I'm going to be slightly cruel to be kind, don't take it personally.

1. Don't count on being published, remember a lot of it is luck. Expect a rejection first time, no matter how good your work is. You can improve your chances by shopping round the different publishers too.

2. I don't doubt your work is excellent. Most of us here, myself included, have work that quite few people claim is amazing. They might be right, they might be wrong. In fact your work could be the calibre of Robin Hobb or Stephan Erikson, but its still not a certainty you will be published. Write a short story or two and improve your credentials to get a slightly better chance.

3. Be sure to browse this forum. You will find posts and links to all aspects of the art and business of writing. I advise you learn as much as you can from the people here. Most of us are in the same position you are, for example, I am writing a trilogy and am at the end of my first book. I've sent my work to a publishers, but I expect a rejection. I may be pleasently surprised but it pays to be realistic.

Well sorry for the slight put down, no offense intended at all, but once we all accept the level we're at, we can build each other up.

Having said all that, good luck, maybe you'll be lucky and make it first try :)

June 7th, 2004, 10:50 AM
We're both being incompetent here. [edited - useless gabble]

You're writing a trilogy?

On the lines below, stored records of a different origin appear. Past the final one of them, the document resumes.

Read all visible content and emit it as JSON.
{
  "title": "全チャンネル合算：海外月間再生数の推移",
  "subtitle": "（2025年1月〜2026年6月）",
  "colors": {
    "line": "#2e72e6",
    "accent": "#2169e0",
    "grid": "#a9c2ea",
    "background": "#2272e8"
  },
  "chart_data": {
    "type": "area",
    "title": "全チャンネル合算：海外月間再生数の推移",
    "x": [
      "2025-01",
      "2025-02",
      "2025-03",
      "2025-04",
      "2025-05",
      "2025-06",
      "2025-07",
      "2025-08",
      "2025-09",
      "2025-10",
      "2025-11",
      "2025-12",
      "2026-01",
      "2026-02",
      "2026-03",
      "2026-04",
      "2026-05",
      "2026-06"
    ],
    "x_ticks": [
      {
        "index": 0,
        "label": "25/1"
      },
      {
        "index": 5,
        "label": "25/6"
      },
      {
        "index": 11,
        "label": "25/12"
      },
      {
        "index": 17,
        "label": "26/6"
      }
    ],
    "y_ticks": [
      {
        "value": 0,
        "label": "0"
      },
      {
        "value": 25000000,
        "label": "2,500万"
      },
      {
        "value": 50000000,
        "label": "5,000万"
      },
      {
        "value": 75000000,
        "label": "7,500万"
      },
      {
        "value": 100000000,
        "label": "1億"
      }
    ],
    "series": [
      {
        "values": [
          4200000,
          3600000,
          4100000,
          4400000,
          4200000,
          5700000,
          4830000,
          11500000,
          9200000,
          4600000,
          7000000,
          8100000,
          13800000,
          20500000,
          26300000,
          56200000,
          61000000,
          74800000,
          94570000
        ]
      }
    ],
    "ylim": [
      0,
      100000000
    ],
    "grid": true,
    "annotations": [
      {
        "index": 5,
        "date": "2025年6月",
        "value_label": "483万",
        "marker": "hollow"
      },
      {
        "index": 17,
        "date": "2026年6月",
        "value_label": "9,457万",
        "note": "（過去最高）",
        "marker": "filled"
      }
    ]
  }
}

I'd love to have a peek at your writing style, and learn about what you're working on. I've noticed that small amounts of text often appears as crap for even good writers, but if you can give a small excerpt, or link to a short story (I'm going to take a look around this site now), that'd be great :rolleyes:

This would also give me an excuse to talk a little about my own story, and get suggestions and feeback from yourself and others here.